For those following this blog and the seed market over the past decade, you may have noticed that every year, we see increases across the board — more investors, newer funds, and funds that get larger. Much has been written about the fact that traditional seed stage funds have grown in size and dollars under management. Here, I wanted to step back and consider “why” this has happened from my vantage point. If you’re reading this looking for data and hard numbers, charts, and footnotes, you’ll be disappointed. Rather, this short blog is filled only with my own observations from being in the middle of the evolving seed market since 2013. So, with that Disclaimer, here are the main reasons seed stage firms have grown in size over the past decade, along with some risks and opportunities these conditions create:
1/ Catching Ambition – When some seed stage funds started, they didn’t know what their fund would turn into. Some are gone now, and some caught fire and the creators decided they wanted to grow into an investment firm, not just a fund. This is sort like when a tinkerer builds something for a few years but then it starts to work maybe 2-3 years later and they decide their want to intensify their approach to building around it.
2/ Financial Considerations – When investment firms grow, so do fees. But, I do not think this crop of seed funds is entirely motivated by more fees, but rather it’s industrial situations (which I’ll explain more below) that’s driving this. As valuations have gone up early, the cost of ownership has also risen, and in an early-stage fund where the loss ratio is likely to be much higher, high ownership has been increasingly important to these funds. Getting that ownership is one thing (and it costs more), but then defending it with reserves in future rounds is also increasingly important and another reason these funds have scaled up (usually with opportunity or overage vehicles).

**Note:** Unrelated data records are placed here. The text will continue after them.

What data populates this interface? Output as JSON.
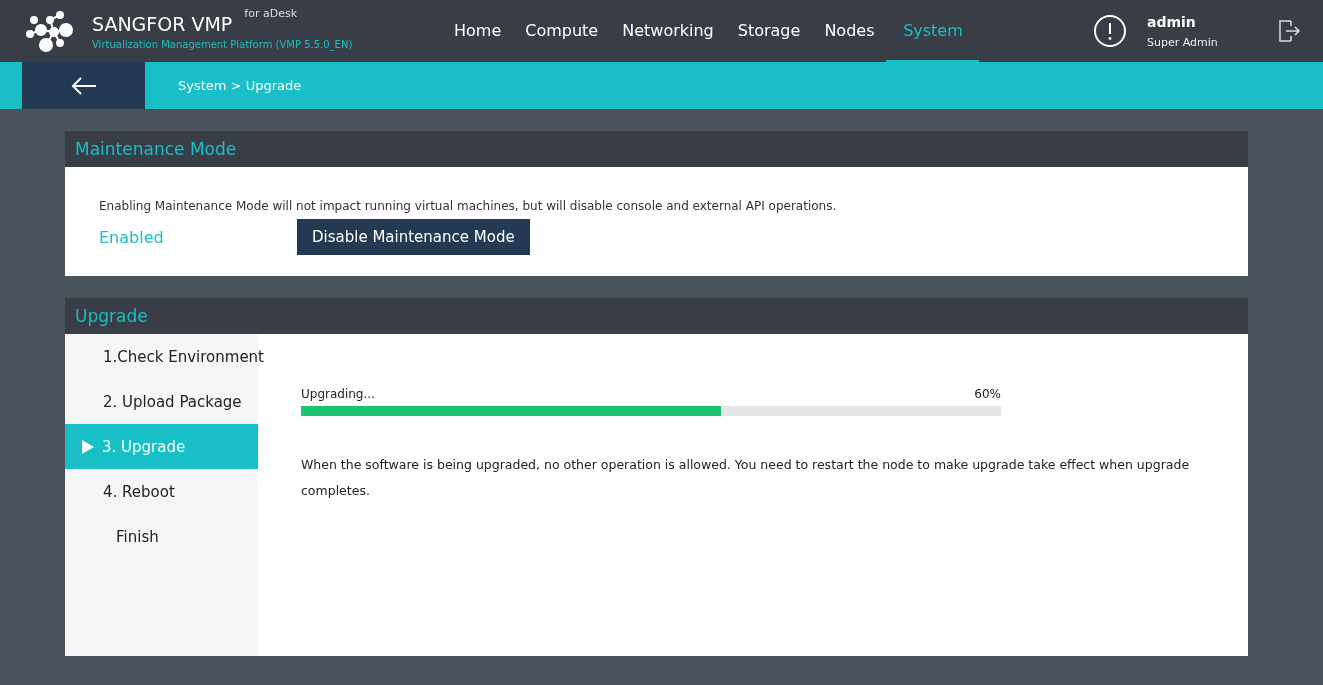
{
  "brand": {
    "name": "SANGFOR VMP",
    "edition": "for aDesk",
    "subtitle": "Virtualization Management Platform (VMP 5.5.0_EN)"
  },
  "nav": [
    {
      "label": "Home",
      "selected": false
    },
    {
      "label": "Compute",
      "selected": false
    },
    {
      "label": "Networking",
      "selected": false
    },
    {
      "label": "Storage",
      "selected": false
    },
    {
      "label": "Nodes",
      "selected": false
    },
    {
      "label": "System",
      "selected": true
    }
  ],
  "user": {
    "name": "admin",
    "role": "Super Admin"
  },
  "breadcrumb": "System > Upgrade",
  "maintenance": {
    "title": "Maintenance Mode",
    "description": "Enabling Maintenance Mode will not impact running virtual machines, but will disable console and external API operations.",
    "status": "Enabled",
    "button": "Disable Maintenance Mode"
  },
  "upgrade": {
    "title": "Upgrade",
    "steps": [
      {
        "label": "1.Check Environment",
        "kind": "step",
        "selected": false
      },
      {
        "label": "2. Upload Package",
        "kind": "step",
        "selected": false
      },
      {
        "label": "3. Upgrade",
        "kind": "step",
        "selected": true
      },
      {
        "label": "4. Reboot",
        "kind": "step",
        "selected": false
      },
      {
        "label": "Finish",
        "kind": "final",
        "selected": false
      }
    ],
    "progress": {
      "label": "Upgrading...",
      "reading": "60%",
      "level": 0.6
    },
    "note": "When the software is being upgraded, no other operation is allowed. You need to restart the node to make upgrade take effect when upgrade completes."
  }
}
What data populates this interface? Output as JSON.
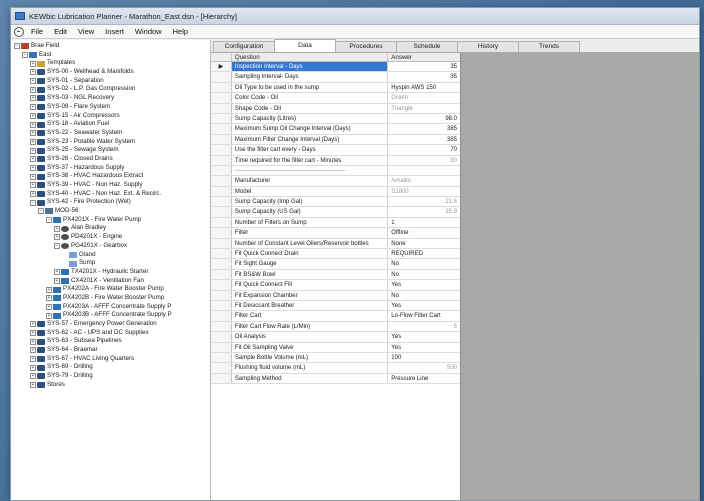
{
  "window": {
    "title": "KEWbic Lubrication Planner - Marathon_East.dsn - [Hierarchy]"
  },
  "menu": {
    "items": [
      "File",
      "Edit",
      "View",
      "Insert",
      "Window",
      "Help"
    ]
  },
  "tree": {
    "nodes": [
      {
        "label": "Brae Field",
        "depth": 0,
        "exp": "−",
        "icon": "field"
      },
      {
        "label": "East",
        "depth": 1,
        "exp": "−",
        "icon": "area"
      },
      {
        "label": "Templates",
        "depth": 2,
        "exp": "+",
        "icon": "templ"
      },
      {
        "label": "SYS-00 - Wellhead & Manifolds",
        "depth": 2,
        "exp": "+",
        "icon": "sys"
      },
      {
        "label": "SYS-01 - Separation",
        "depth": 2,
        "exp": "+",
        "icon": "sys"
      },
      {
        "label": "SYS-02 - L.P. Gas Compression",
        "depth": 2,
        "exp": "+",
        "icon": "sys"
      },
      {
        "label": "SYS-03 - NGL Recovery",
        "depth": 2,
        "exp": "+",
        "icon": "sys"
      },
      {
        "label": "SYS-09 - Flare System",
        "depth": 2,
        "exp": "+",
        "icon": "sys"
      },
      {
        "label": "SYS-15 - Air Compressors",
        "depth": 2,
        "exp": "+",
        "icon": "sys"
      },
      {
        "label": "SYS-18 - Aviation Fuel",
        "depth": 2,
        "exp": "+",
        "icon": "sys"
      },
      {
        "label": "SYS-22 - Seawater System",
        "depth": 2,
        "exp": "+",
        "icon": "sys"
      },
      {
        "label": "SYS-23 - Potable Water System",
        "depth": 2,
        "exp": "+",
        "icon": "sys"
      },
      {
        "label": "SYS-25 - Sewage System",
        "depth": 2,
        "exp": "+",
        "icon": "sys"
      },
      {
        "label": "SYS-26 - Closed Drains",
        "depth": 2,
        "exp": "+",
        "icon": "sys"
      },
      {
        "label": "SYS-37 - Hazardous Supply",
        "depth": 2,
        "exp": "+",
        "icon": "sys"
      },
      {
        "label": "SYS-38 - HVAC Hazardous Extract",
        "depth": 2,
        "exp": "+",
        "icon": "sys"
      },
      {
        "label": "SYS-39 - HVAC - Non Haz. Supply",
        "depth": 2,
        "exp": "+",
        "icon": "sys"
      },
      {
        "label": "SYS-40 - HVAC - Non Haz. Ext. & Recirc.",
        "depth": 2,
        "exp": "+",
        "icon": "sys"
      },
      {
        "label": "SYS-42 - Fire Protection (Wet)",
        "depth": 2,
        "exp": "−",
        "icon": "sys"
      },
      {
        "label": "MOD-56",
        "depth": 3,
        "exp": "−",
        "icon": "mod"
      },
      {
        "label": "PX4201X - Fire Water Pump",
        "depth": 4,
        "exp": "−",
        "icon": "pump"
      },
      {
        "label": "Alan Bradley",
        "depth": 5,
        "exp": "+",
        "icon": "motor"
      },
      {
        "label": "PD4201X - Engine",
        "depth": 5,
        "exp": "+",
        "icon": "motor"
      },
      {
        "label": "PG4201X - Gearbox",
        "depth": 5,
        "exp": "−",
        "icon": "motor"
      },
      {
        "label": "Gland",
        "depth": 6,
        "exp": "",
        "icon": "sump"
      },
      {
        "label": "Sump",
        "depth": 6,
        "exp": "",
        "icon": "sump"
      },
      {
        "label": "TX4201X - Hydraulic Starter",
        "depth": 5,
        "exp": "+",
        "icon": "pump"
      },
      {
        "label": "CX4201X - Ventilation Fan",
        "depth": 5,
        "exp": "+",
        "icon": "pump"
      },
      {
        "label": "PX4202A - Fire Water Booster Pump",
        "depth": 4,
        "exp": "+",
        "icon": "pump"
      },
      {
        "label": "PX4202B - Fire Water Booster Pump",
        "depth": 4,
        "exp": "+",
        "icon": "pump"
      },
      {
        "label": "PX4203A - AFFF Concentrate Supply P",
        "depth": 4,
        "exp": "+",
        "icon": "pump"
      },
      {
        "label": "PX4203B - AFFF Concentrate Supply P",
        "depth": 4,
        "exp": "+",
        "icon": "pump"
      },
      {
        "label": "SYS-57 - Emergency Power Generation",
        "depth": 2,
        "exp": "+",
        "icon": "sys"
      },
      {
        "label": "SYS-62 - AC - UPS and DC Supplies",
        "depth": 2,
        "exp": "+",
        "icon": "sys"
      },
      {
        "label": "SYS-63 - Subsea Pipelines",
        "depth": 2,
        "exp": "+",
        "icon": "sys"
      },
      {
        "label": "SYS-64 - Braemar",
        "depth": 2,
        "exp": "+",
        "icon": "sys"
      },
      {
        "label": "SYS-67 - HVAC Living Quarters",
        "depth": 2,
        "exp": "+",
        "icon": "sys"
      },
      {
        "label": "SYS-69 - Drilling",
        "depth": 2,
        "exp": "+",
        "icon": "sys"
      },
      {
        "label": "SYS-79 - Drilling",
        "depth": 2,
        "exp": "+",
        "icon": "sys"
      },
      {
        "label": "Stores",
        "depth": 2,
        "exp": "+",
        "icon": "sys"
      }
    ]
  },
  "tabs": [
    "Configuration",
    "Data",
    "Procedures",
    "Schedule",
    "History",
    "Trends"
  ],
  "active_tab": "Data",
  "grid": {
    "columns": {
      "question": "Question",
      "answer": "Answer"
    },
    "rows": [
      {
        "q": "Inspection Interval - Days",
        "a": "35",
        "align": "num",
        "hl": true,
        "marker": "▶"
      },
      {
        "q": "Sampling Interval- Days",
        "a": "35",
        "align": "num"
      },
      {
        "q": "Oil Type to be used in the sump",
        "a": "Hyspin AWS 150",
        "align": "text"
      },
      {
        "q": "Color Code - Oil",
        "a": "Green",
        "align": "text",
        "grey": true
      },
      {
        "q": "Shape Code - Oil",
        "a": "Triangle",
        "align": "text",
        "grey": true
      },
      {
        "q": "Sump Capacity (Litres)",
        "a": "98.0",
        "align": "num"
      },
      {
        "q": "Maximum Sump Oil Change Interval (Days)",
        "a": "385",
        "align": "num"
      },
      {
        "q": "Maximum Filter Change Interval (Days)",
        "a": "385",
        "align": "num"
      },
      {
        "q": "Use the filter cart every - Days",
        "a": "70",
        "align": "num"
      },
      {
        "q": "Time required for the filter cart - Minutes",
        "a": "90",
        "align": "num",
        "grey": true
      },
      {
        "q": "————————————————————",
        "a": "",
        "align": "text",
        "sep": true
      },
      {
        "q": "Manufacturer",
        "a": "Amaillo",
        "align": "text",
        "grey": true
      },
      {
        "q": "Model",
        "a": "S1800",
        "align": "text",
        "grey": true
      },
      {
        "q": "Sump Capacity (Imp Gal)",
        "a": "21.6",
        "align": "num",
        "grey": true
      },
      {
        "q": "Sump Capacity (US Gal)",
        "a": "25.9",
        "align": "num",
        "grey": true
      },
      {
        "q": "Number of Filters on Sump",
        "a": "1",
        "align": "text"
      },
      {
        "q": "Filter",
        "a": "Offline",
        "align": "text"
      },
      {
        "q": "Number of Constant Level Oilers/Reservoir bottles",
        "a": "None",
        "align": "text"
      },
      {
        "q": "Fit Quick Connect Drain",
        "a": "REQUIRED",
        "align": "text"
      },
      {
        "q": "Fit Sight Gauge",
        "a": "No",
        "align": "text"
      },
      {
        "q": "Fit BS&W Bowl",
        "a": "No",
        "align": "text"
      },
      {
        "q": "Fit Quick Connect Fill",
        "a": "Yes",
        "align": "text"
      },
      {
        "q": "Fit Expansion Chamber",
        "a": "No",
        "align": "text"
      },
      {
        "q": "Fit Desiccant Breather",
        "a": "Yes",
        "align": "text"
      },
      {
        "q": "Filter Cart",
        "a": "Lo-Flow Filter Cart",
        "align": "text"
      },
      {
        "q": "Filter Cart Flow Rate (L/Min)",
        "a": "5",
        "align": "num",
        "grey": true
      },
      {
        "q": "Oil Analysis",
        "a": "Yes",
        "align": "text"
      },
      {
        "q": "Fit Oil Sampling Valve",
        "a": "Yes",
        "align": "text"
      },
      {
        "q": "Sample Bottle Volume (mL)",
        "a": "100",
        "align": "text"
      },
      {
        "q": "Flushing fluid volume (mL)",
        "a": "500",
        "align": "num",
        "grey": true
      },
      {
        "q": "Sampling Method",
        "a": "Pressure Line",
        "align": "text"
      }
    ]
  }
}
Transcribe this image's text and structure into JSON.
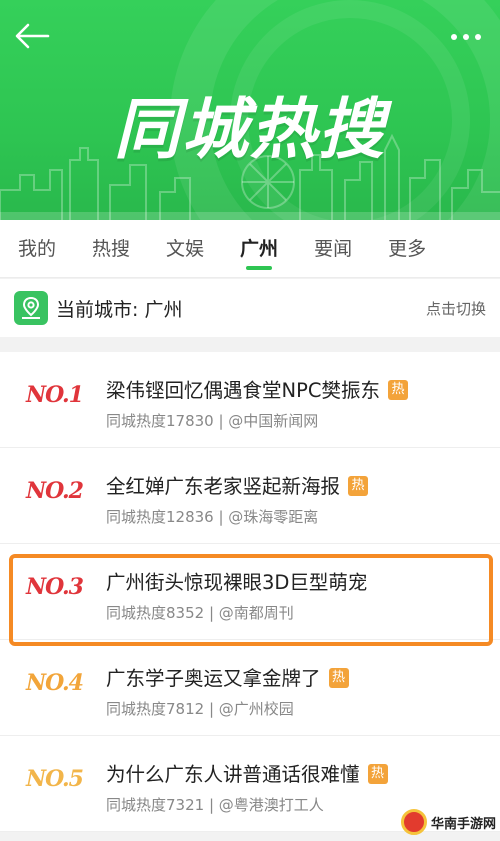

3/ Industrial Atmosphere – I like to say that “tech” over the last decade went from being perceived as a vertical sector to now being horizontal, where tech has or will permeate most if not all industries. As a result, the venture industry has exploded — either to meet that opportunity, or because of low interest rates, or both. Over the past decade, many newer LPs (those who back VC funds) have entered the market, and as those LPs get more comfortable with their GPs, they may also want to put more money to work with them, especially when they get a taste of early stage returns. At the same time, the classic Series A funds and Sand Hill Road institutions have scaled up into the billions, creating more space at the early stage for seed firms to theoretically straddle the seed and Series A stages. There are also newer angels and new funds created almost weekly, so raising more capital as a seed fund can be a weapon to win deals.
4/ Social Forces – As seed stage funds grow and mature, the GPs grow and mature too. Seed funds often co-lead deal with another fund they enjoy working with. If their friends are growing, they may want to, as well. If it used to be traditional for each fund in a seed deal to co-lead with a $750K check 5-7 years ago, but now the check required for the same ownership level is now $1.5-2M per firm, funds may want to grow so they can keep co-investing with their peer group. Also, as investors themselves age, they may want to increase their ownership in a round as a reflection for what they feel they bring to the table, and they may want to concentrate their relationships in fewer, stronger opportunities — much like one may do in life with friendships, too.
These are the main four reasons behind *why* seed funds have grown in size over the last decade. With any change, these forces present risks and opportunities. The opportunity ahead is clear — more fees, more ability to own and defend that ownership, and having a storefront for pre-seed, seed, and Series A deal participation. In the right company, that can be life changing. There are risks, of course — new investors and funds are entering the market with smaller funds, novel Twitter strategies, and a hunger and desire to get ahead of the best founders. They may not only intercept the deals seed funds should be doing, but then may pass them along to the larger institutional funds, who are also happy to write a seed stage check, bypassing the traditional market. If the 2010’s were about the institutionalization of seed funds, I believe the next decade ahead will be a test of who can stake out their territory as these forces rise from the bottom and cram down from the top.